Indian Prime Minister Narendra Modi concluded the West Coast leg of his official visit to the U.S. with a speech at San Jose's SAP Center, to a rousing welcome from thousands of Indian Americans who chanted "Modi, Modi, Modi," on Sunday.
Modi, whose California trip to woo technology leaders -- from Cisco to Tesla -- to invest in India is already being widely seen as a big hit, used the evening's speech to draw attention to two broader challenges.
"Today there are two major challenges before the world. One is terrorism and the other is global warming," he said, speaking in Hindi. "And it is my belief that if the world's forces that value humanity unite, if the people who believe in humanitarian values unite, then we can defeat terrorism as well as save the planet from global warming."

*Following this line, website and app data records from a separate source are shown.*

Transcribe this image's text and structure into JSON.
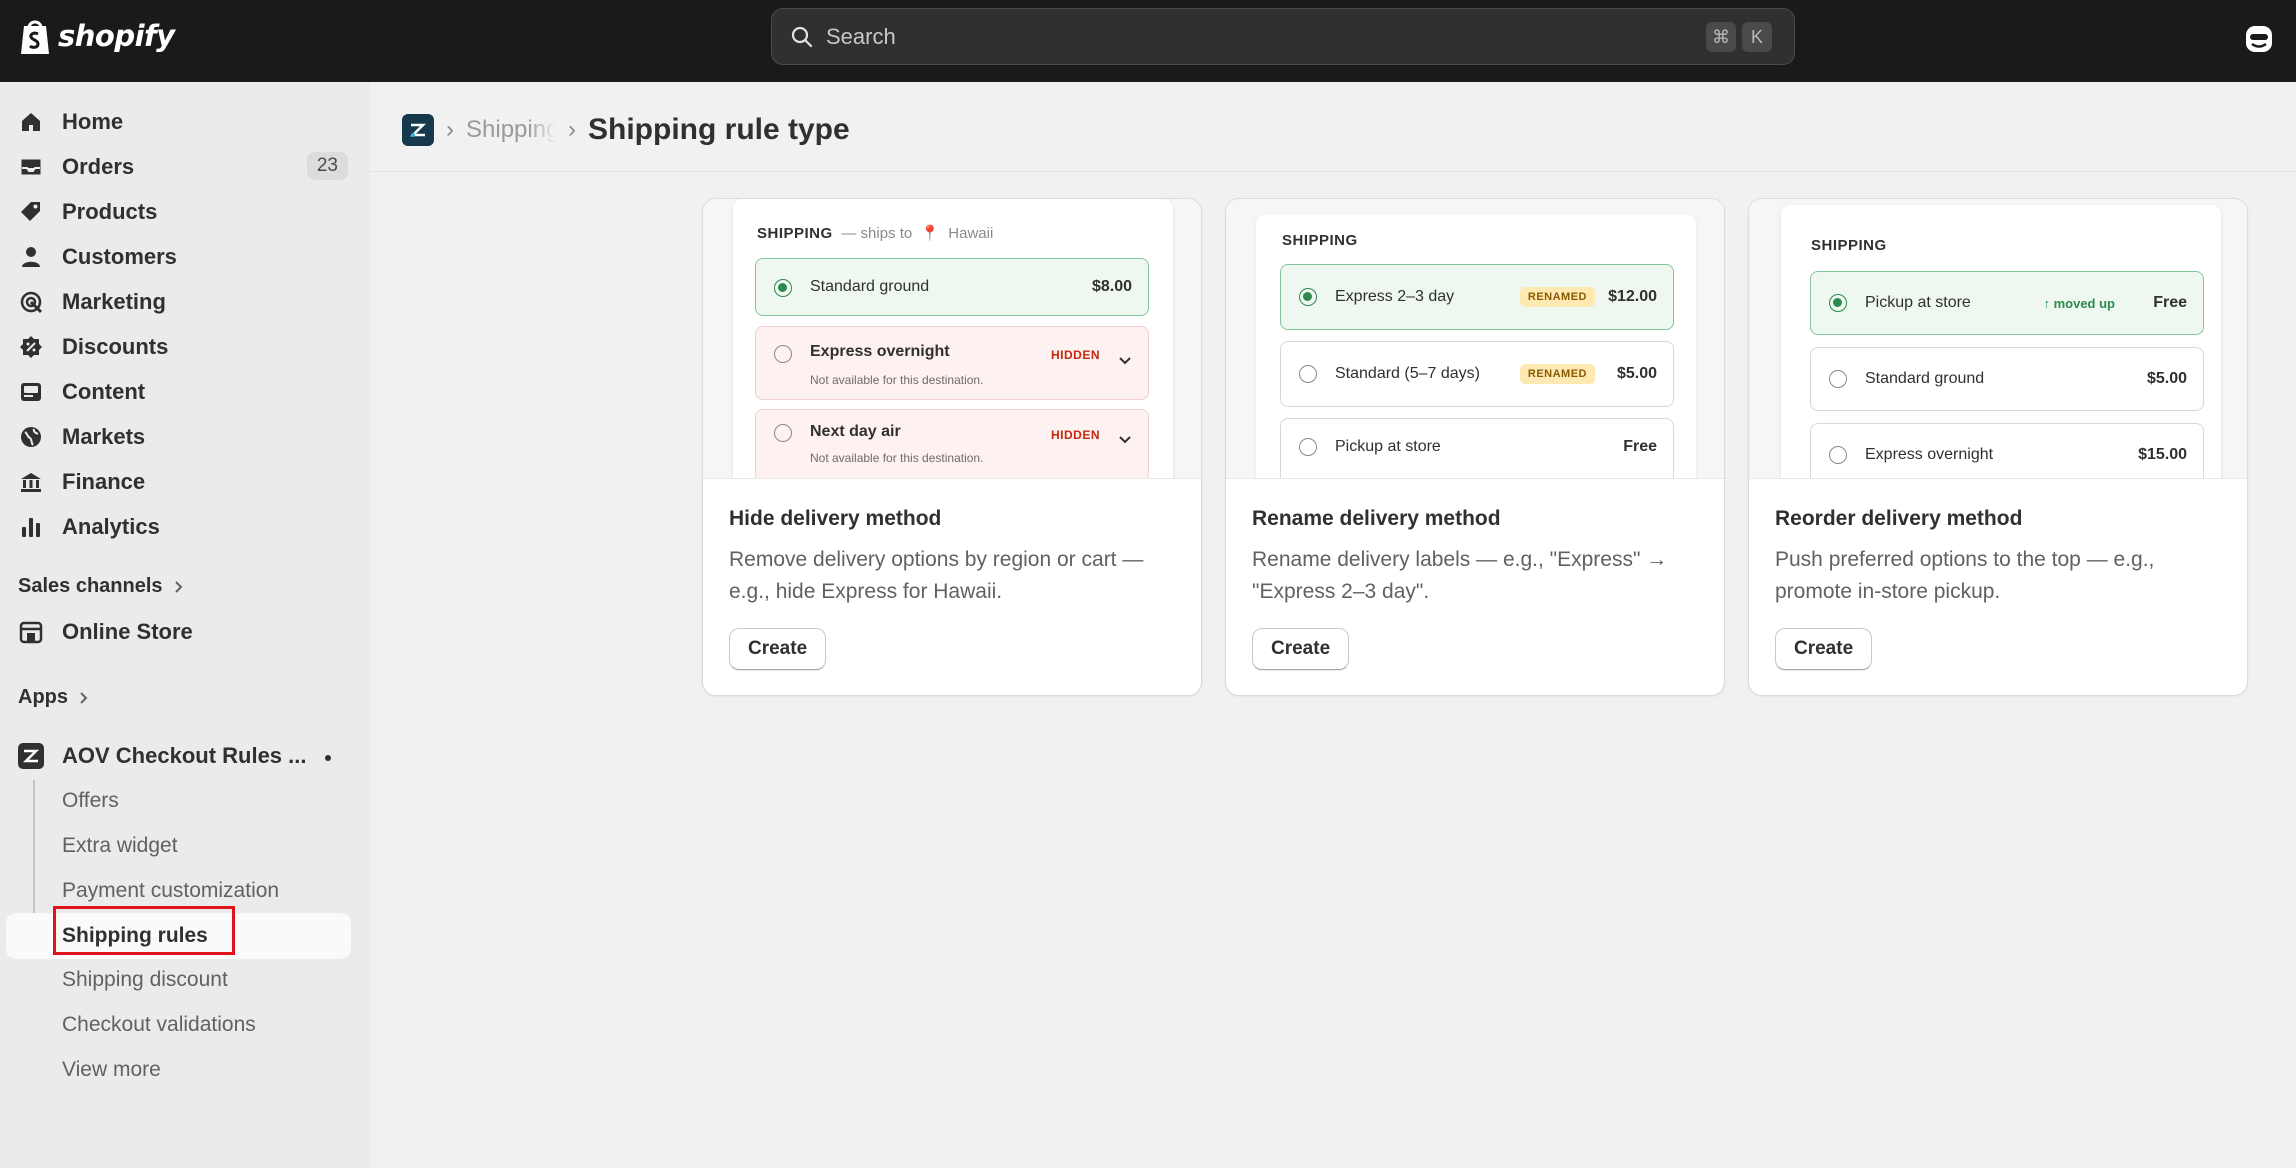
{
  "topbar": {
    "brand": "shopify",
    "search_placeholder": "Search",
    "shortcut_cmd": "⌘",
    "shortcut_key": "K"
  },
  "sidebar": {
    "nav": [
      {
        "label": "Home",
        "icon": "home-icon"
      },
      {
        "label": "Orders",
        "icon": "inbox-icon",
        "badge": "23"
      },
      {
        "label": "Products",
        "icon": "tag-icon"
      },
      {
        "label": "Customers",
        "icon": "person-icon"
      },
      {
        "label": "Marketing",
        "icon": "target-icon"
      },
      {
        "label": "Discounts",
        "icon": "discount-icon"
      },
      {
        "label": "Content",
        "icon": "image-icon"
      },
      {
        "label": "Markets",
        "icon": "globe-icon"
      },
      {
        "label": "Finance",
        "icon": "bank-icon"
      },
      {
        "label": "Analytics",
        "icon": "bar-chart-icon"
      }
    ],
    "sales_channels_label": "Sales channels",
    "online_store_label": "Online Store",
    "apps_label": "Apps",
    "app_name": "AOV Checkout Rules ...",
    "app_sub_items": [
      "Offers",
      "Extra widget",
      "Payment customization",
      "Shipping rules",
      "Shipping discount",
      "Checkout validations",
      "View more"
    ]
  },
  "breadcrumb": {
    "parent": "Shipping rules",
    "title": "Shipping rule type"
  },
  "cards": [
    {
      "title": "Hide delivery method",
      "description": "Remove delivery options by region or cart — e.g., hide Express for Hawaii.",
      "button": "Create",
      "preview": {
        "heading": "SHIPPING",
        "ships_to_label": "— ships to",
        "destination": "Hawaii",
        "options": [
          {
            "name": "Standard ground",
            "price": "$8.00"
          },
          {
            "name": "Express overnight",
            "tag": "HIDDEN",
            "note": "Not available for this destination."
          },
          {
            "name": "Next day air",
            "tag": "HIDDEN",
            "note": "Not available for this destination."
          }
        ]
      }
    },
    {
      "title": "Rename delivery method",
      "description": "Rename delivery labels — e.g., \"Express\" → \"Express 2–3 day\".",
      "button": "Create",
      "preview": {
        "heading": "SHIPPING",
        "options": [
          {
            "name": "Express 2–3 day",
            "tag": "RENAMED",
            "price": "$12.00"
          },
          {
            "name": "Standard (5–7 days)",
            "tag": "RENAMED",
            "price": "$5.00"
          },
          {
            "name": "Pickup at store",
            "price": "Free"
          }
        ]
      }
    },
    {
      "title": "Reorder delivery method",
      "description": "Push preferred options to the top — e.g., promote in-store pickup.",
      "button": "Create",
      "preview": {
        "heading": "SHIPPING",
        "options": [
          {
            "name": "Pickup at store",
            "tag": "↑ moved up",
            "price": "Free"
          },
          {
            "name": "Standard ground",
            "price": "$5.00"
          },
          {
            "name": "Express overnight",
            "price": "$15.00"
          }
        ]
      }
    }
  ],
  "colors": {
    "topbar": "#1a1a1a",
    "selected_green": "#2d8a4e",
    "hidden_red": "#c5280c",
    "highlight_box": "#e1141c"
  }
}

India has accepted these challenges and is "fully prepared" to tackle them, Modi said, adding that his government was putting pressure on the United Nations to speedily resolve the problem of defining terrorism.

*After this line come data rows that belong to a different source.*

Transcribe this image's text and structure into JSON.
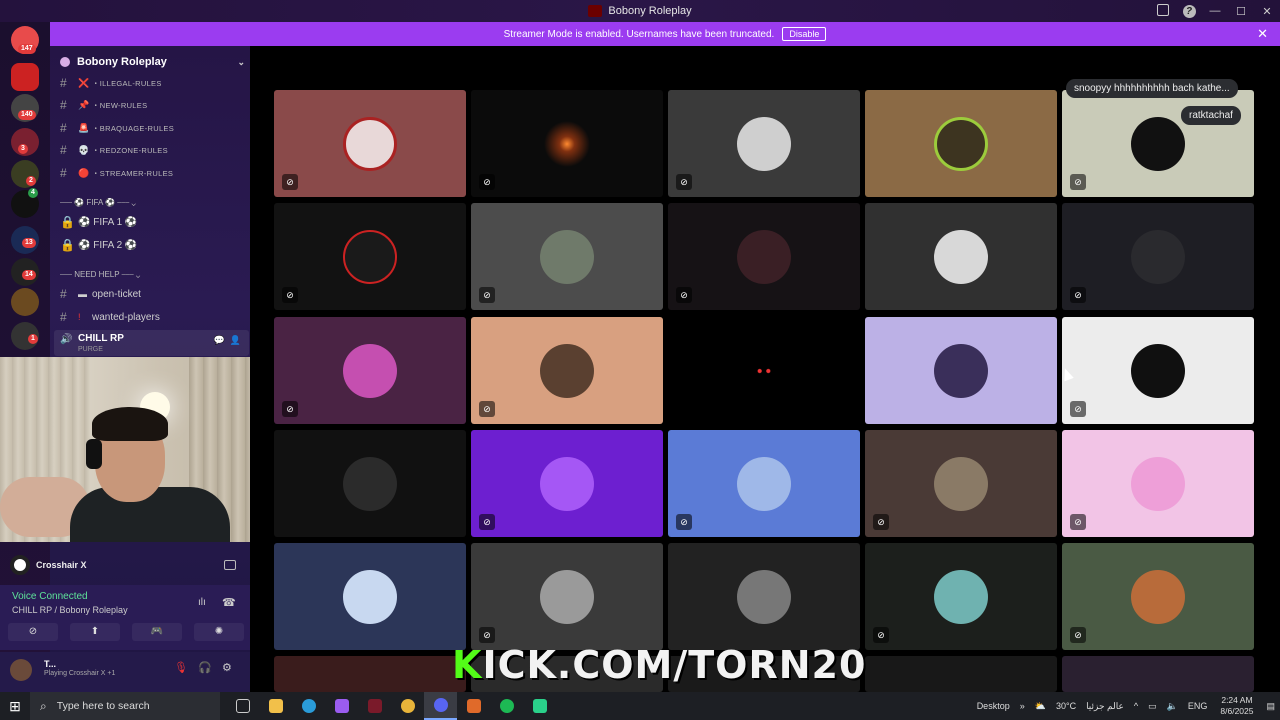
{
  "window": {
    "title": "Bobony Roleplay"
  },
  "banner": {
    "text": "Streamer Mode is enabled. Usernames have been truncated.",
    "button": "Disable",
    "close": "✕"
  },
  "rail": {
    "badges": [
      "147",
      "140",
      "3",
      "2",
      "4",
      "13",
      "14",
      "1"
    ]
  },
  "server": {
    "name": "Bobony Roleplay",
    "channels": [
      {
        "emoji": "❌",
        "name": "・ILLEGAL-RULES"
      },
      {
        "emoji": "📌",
        "name": "・NEW-RULES"
      },
      {
        "emoji": "🚨",
        "name": "・BRAQUAGE-RULES"
      },
      {
        "emoji": "💀",
        "name": "・REDZONE-RULES"
      },
      {
        "emoji": "🔴",
        "name": "・STREAMER-RULES"
      }
    ],
    "cat_fifa": "⎯⎯⎯ ⚽ FIFA ⚽ ⎯⎯⎯",
    "fifa1": "⚽ FIFA 1 ⚽",
    "fifa2": "⚽ FIFA 2 ⚽",
    "cat_help": "⎯⎯⎯ NEED HELP ⎯⎯⎯",
    "open_ticket": "open-ticket",
    "wanted_players": "wanted-players",
    "voice_channel": "CHILL RP",
    "voice_sub": "PURGE"
  },
  "activity": {
    "name": "Crosshair X"
  },
  "voice": {
    "status": "Voice Connected",
    "location": "CHILL RP / Bobony Roleplay"
  },
  "user": {
    "name": "T...",
    "status": "Playing Crosshair X",
    "extra": "+1"
  },
  "bubbles": {
    "b1": "snoopyy hhhhhhhhhh bach kathe...",
    "b2": "ratktachaf"
  },
  "overlay": {
    "k": "K",
    "rest": "ICK.COM/TORN20"
  },
  "taskbar": {
    "search": "Type here to search",
    "desktop": "Desktop",
    "weather": "30°C",
    "weather_label": "عالم جزئيا",
    "lang": "ENG",
    "time": "2:24 AM",
    "date": "8/6/2025"
  },
  "colors": {
    "banner": "#9b3cf0",
    "voice_connected": "#5ee39a",
    "kick_green": "#53fc18"
  }
}
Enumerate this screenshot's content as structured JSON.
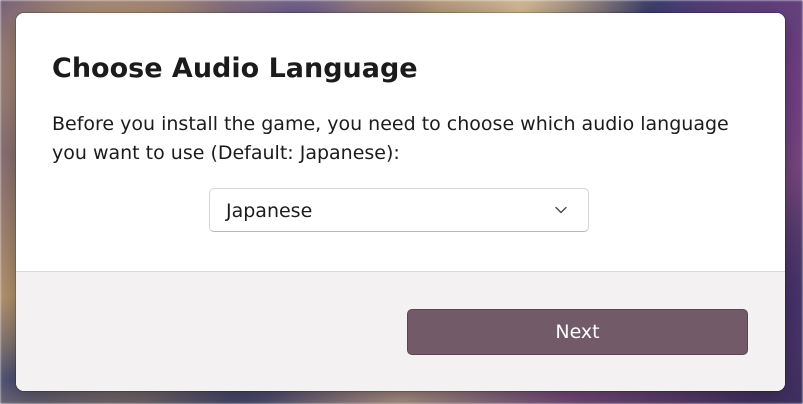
{
  "dialog": {
    "title": "Choose Audio Language",
    "description": "Before you install the game, you need to choose which audio language you want to use (Default: Japanese):",
    "language_select": {
      "selected": "Japanese"
    },
    "next_label": "Next"
  },
  "colors": {
    "primary_button": "#725a69",
    "footer_background": "#f3f1f2"
  },
  "icons": {
    "dropdown": "chevron-down-icon"
  }
}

"The UN is celebrating its seventieth anniversary, but hasn't yet been able to agree on the definition of terrorism," he said, adding: "If it takes so much time to even define terrorism, how long might it take to tackle it?"
In the absence of the globally accepted language and definitions on terrorism, "today there are dealings in good terrorism and bad terrorism," and in such a scenario it is not possible to combat the problem, he said.
"It must be clear in the eyes of the world, who supports terrorism, who is for humanity ... once and for all, it must be in black and white," he said. "Terrorism is terrorism."
The Indian prime minister, who is continuing India's long-standing demand for a permanent seat at the United Nations Security Council, said the U.N. couldn't afford to wait much longer and it was the organization's responsibility to define the language on dealing with global terror.
"Once you have a clear picture, a clear road map will also emerge," he said.
Modi, who participated in a town hall at Facebook's headquarters earlier on Sunday, also wrote on a wall at the company, flanked by CEO Mark Zuckerberg and COO Sheryl Sandberg: "Ahimsa (non violence) is the greatest dharma (tenet), satyameva jayate (May truth prevail)," he wrote.